I Ran the test suite, and All the tests passed
This was simple enough - all I had to do was run
$ cargo test
Rust has some pretty neat features baked directly into the toolchain, which helps you write tests pretty easily. As you see above, it's also super easy to run a test suite.
Investigated the built output
I then proceeded to build the project, for which all I had to do was run
$ cargo build
I found the build output at
/meilisearch-http/target/rls/debug/build/meilisearch-http-a6e2793cb../out/mini-dashboard/. This consisted of a bunch of static files pulled from an external source, which were then served using the Actix Web Framework.
Since there were a bunch of static files wired up, I used the npm package

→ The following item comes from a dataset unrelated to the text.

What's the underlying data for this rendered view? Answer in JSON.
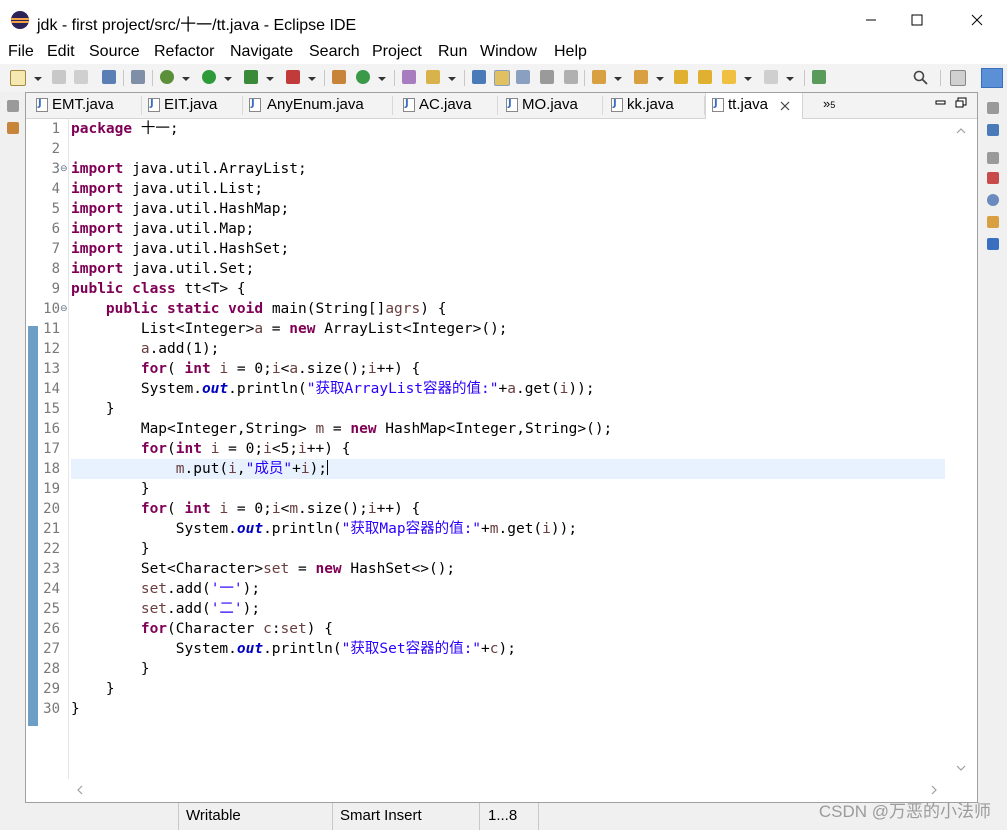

serveto run a temporary web server here, which served all files correctly.
# if you haven't got it installed already $ npm install -g serve # installs this globally $ serve
This confirmed my initial suspicion that it wasn't a problem with the dashboard itself, but rather with how it was being served.
I then Looked into how the server was setup.
At this point I used simple print debugging to ensure that the paths were generated correctly, along with their MIME types. This, too, is relatively simple - you can use the
println!()macro to easily print the resource in question.
All seemed to be in order. I also tried using the
format!macro to prepend a slash onto the file path for each file, but this didn't make a difference at all.
At this point I noticed that the
index.htmlfile was the only file being served correctly.
Taking a look into the route configuration, I noticed that the route for the index file was configured like this -
config.service(web::resource("/").route( web::get().to(move || HttpResponse::Ok().content_type(mime_type).body(data)), ));
as opposed to
scope = scope.service(web::resource(path).route( web::get().to(move || HttpResponse::Ok().content_type(mime_type).body(data)), ));
Given I'm not too familiar with Actix, I took the approach of registering the routes for the static files the same way as the
index.htmlfile, replacing the above block with the following to serve static files -
config.service(web::resource(path).route( web::get().to(move || HttpResponse::Ok().content_type(mime_type).body(data)), ));
localhost:7700 now produced the dashboard properly.
Why did this change work?
Given I haven't explored Actix in depth, I'm probably not the best person to answer this question, but if I had to take a guess, I'd say it has to do with how Actix internals decided route registration for static assets should take place. It also probably calls for special handling of the index page at
/, and this caused the issue.
I'll be back with more information on this when I've learnt more!
This was my first contribution of any sort to a major open-source project, and I'm glad it was a Rust project! It's a really cool language, and I'm glad I got to learn more about it. The maintainers were super nice, and this made me feel welcome! I was happy when this PR got merged, and have, since then, felt a little more confident about my ability to navigate large codebases which I have no familiarity with. This was fun!
I look forward to contributing to more, larger open-source projects!